College of Nursing receives major gift to establish new endowed professorship for child and adolescent health
A newly established endowed professorship at The Ohio State University College of Nursing will help improve the health outcomes of one of today’s most at-risk populations – children and adolescents.
Through a generous $1 million gift from FloAnn and John Easton, The FloAnn Sours Easton Professorship of Child and Adolescent Health will support the recruitment of a nationally recognized expert in pediatric nursing. This endowed professorship will provide resources to fund a distinguished faculty member's research and enable the professor to pursue rigorous intervention research to improve the health of children and adolescents. This position also will serve a leadership role within the college’s Center for Women, Children and Youth.
“Through this generous gift, our college can attract a nationally esteemed scholar whose cutting-edge work will serve to make a significant impact on the health and wellness of our nation’s greatest resource – our children,” said Dean Bernadette Melnyk, PhD, RN, CPNP/PMHNP, FAANP, FNAP, FAAN, associate vice president for health promotion and university chief wellness officer. “Furthermore, this individual will serve as a mentor to our faculty and students, and will further strengthen the strong community partnerships the college has with various healthcare networks.
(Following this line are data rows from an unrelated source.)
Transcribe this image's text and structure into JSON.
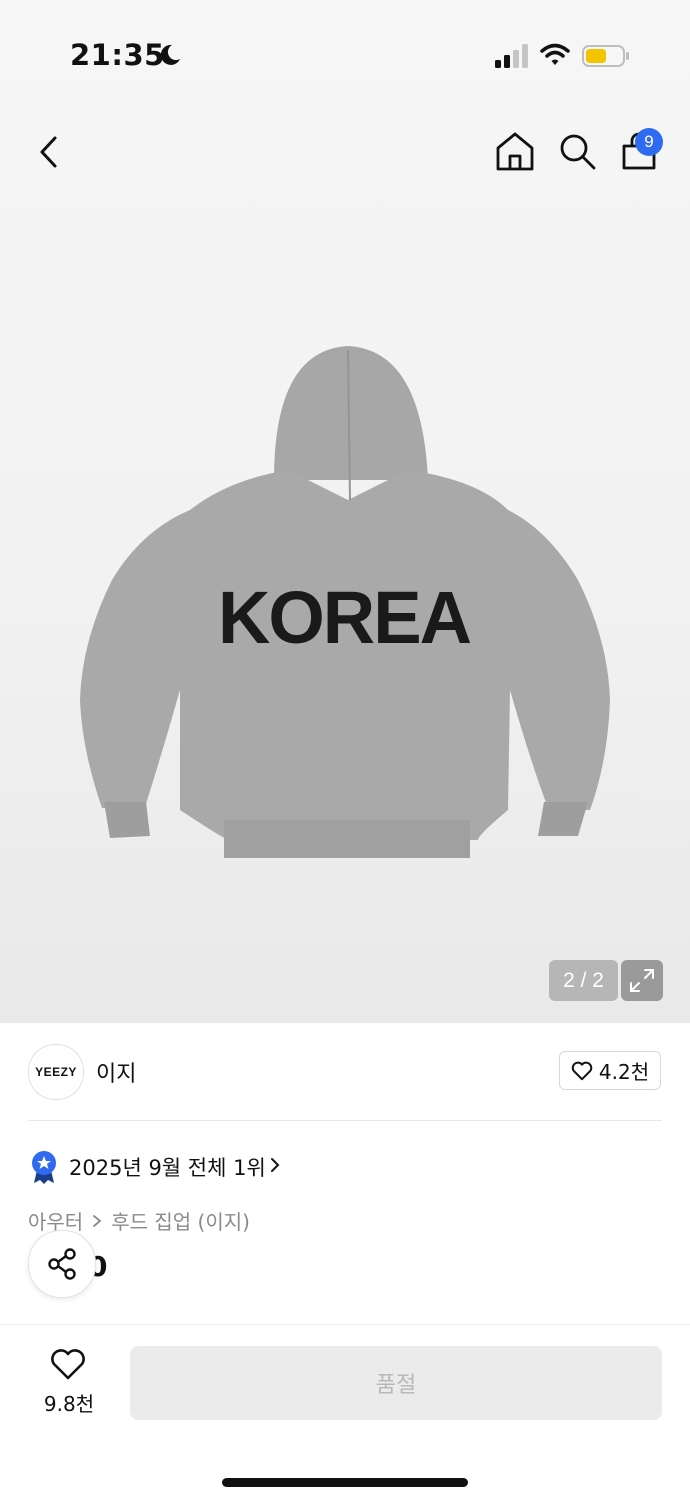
{
  "status_bar": {
    "time": "21:35"
  },
  "nav": {
    "cart_count": "9"
  },
  "product_image": {
    "print_text": "KOREA",
    "counter": "2 / 2",
    "garment_color": "#a9a9a9"
  },
  "brand": {
    "logo_text": "YEEZY",
    "name": "이지",
    "likes": "4.2천"
  },
  "ranking": {
    "text": "2025년 9월 전체 1위"
  },
  "breadcrumb": {
    "level1": "아우터",
    "level2": "후드 집업 (이지)"
  },
  "price": {
    "visible_text": "0"
  },
  "bottom_bar": {
    "like_count": "9.8천",
    "action_label": "품절"
  },
  "colors": {
    "accent_blue": "#2f6bf0",
    "battery_yellow": "#f5c400",
    "soldout_bg": "#ebebeb",
    "soldout_text": "#b8b8b8"
  },
  "icons": [
    "back-icon",
    "home-icon",
    "search-icon",
    "bag-icon",
    "expand-icon",
    "heart-icon",
    "rank-badge-icon",
    "share-icon"
  ]
}
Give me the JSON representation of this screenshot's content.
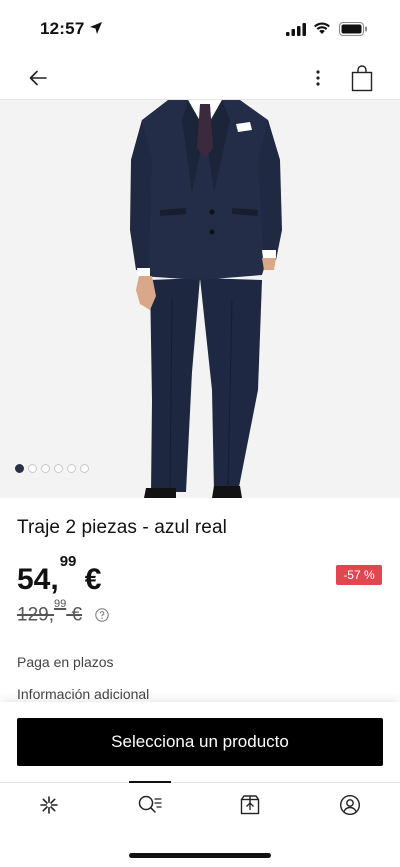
{
  "status_bar": {
    "time": "12:57"
  },
  "nav": {
    "back_icon": "arrow-left-icon",
    "more_icon": "more-vertical-icon",
    "bag_icon": "shopping-bag-icon"
  },
  "gallery": {
    "image_count": 6,
    "active_index": 0,
    "background": "#f3f3f3"
  },
  "product": {
    "title": "Traje 2 piezas - azul real",
    "price_int": "54,",
    "price_dec": "99",
    "price_currency": " €",
    "old_price_int": "129,",
    "old_price_dec": "99",
    "old_price_currency": " €",
    "discount": "-57 %",
    "discount_color": "#e2464f",
    "installments_label": "Paga en plazos",
    "additional_info_label": "Información adicional"
  },
  "cta": {
    "label": "Selecciona un producto"
  },
  "tab_bar": {
    "items": [
      {
        "icon": "home-sparkle-icon"
      },
      {
        "icon": "search-icon"
      },
      {
        "icon": "orders-box-icon"
      },
      {
        "icon": "account-icon"
      }
    ],
    "active_index": 1
  }
}
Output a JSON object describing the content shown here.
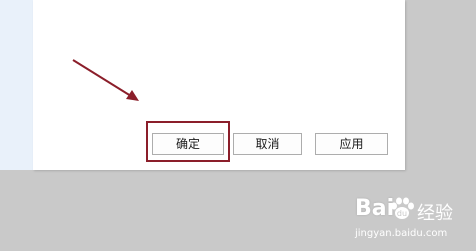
{
  "dialog": {
    "buttons": {
      "ok_label": "确定",
      "cancel_label": "取消",
      "apply_label": "应用"
    }
  },
  "annotation": {
    "color": "#8b1e2a",
    "shape": "arrow-and-box"
  },
  "watermark": {
    "brand": "Bai",
    "brand_suffix": "经验",
    "url": "jingyan.baidu.com",
    "icon": "paw-icon"
  }
}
We are so thankful for FloAnn and John’s very generous support.”
Children and teens today face a multitude of health problems, making it the first time in history that children are predicted to lead a shorter lifespan than their parents. Approximately 500,000 babies are born prematurely every year, resulting in longterm, adverse health and behavioral outcomes. Overweight and obesity—commonly associated with diabetes, asthma and cardiovascular problems—are significant health problems that now affect approximately one-third of all children and teens. Additionally, mental health problems affect one in four children, yet less than 25 percent receive any treatment. The increasing prevalence of multiple chronic conditions in children and teens is also significant, especially among minorities and those living in poverty.
A strong base of intervention research is needed, yet funding for pediatric research has been limited compared to investments in adult and older adult conditions. The National Institute of Health’s (NIH) funding of pediatric studies recently declined to 11.3 percent of its total expenditures even though children represent 20 percent of the United States population. As a result, a recent report by the Institute of Medicine calls for more research with children and youth. The FloAnn Sours Easton Professorship of Child and Adolescent Health will support such research and help the college’s Center for Women, Children and Youth make a lasting difference in the care and health outcomes of today’s young people.
FloAnn Easton is a 1962 graduate of the College of Nursing, and both FloAnn and John serve as volunteers on the College of Nursing’s But For Ohio State capital campaign committee. As a campaign priority, this gift to support an endowed professorship will be the first of its kind for the But For Ohio State campaign within the College of Nursing.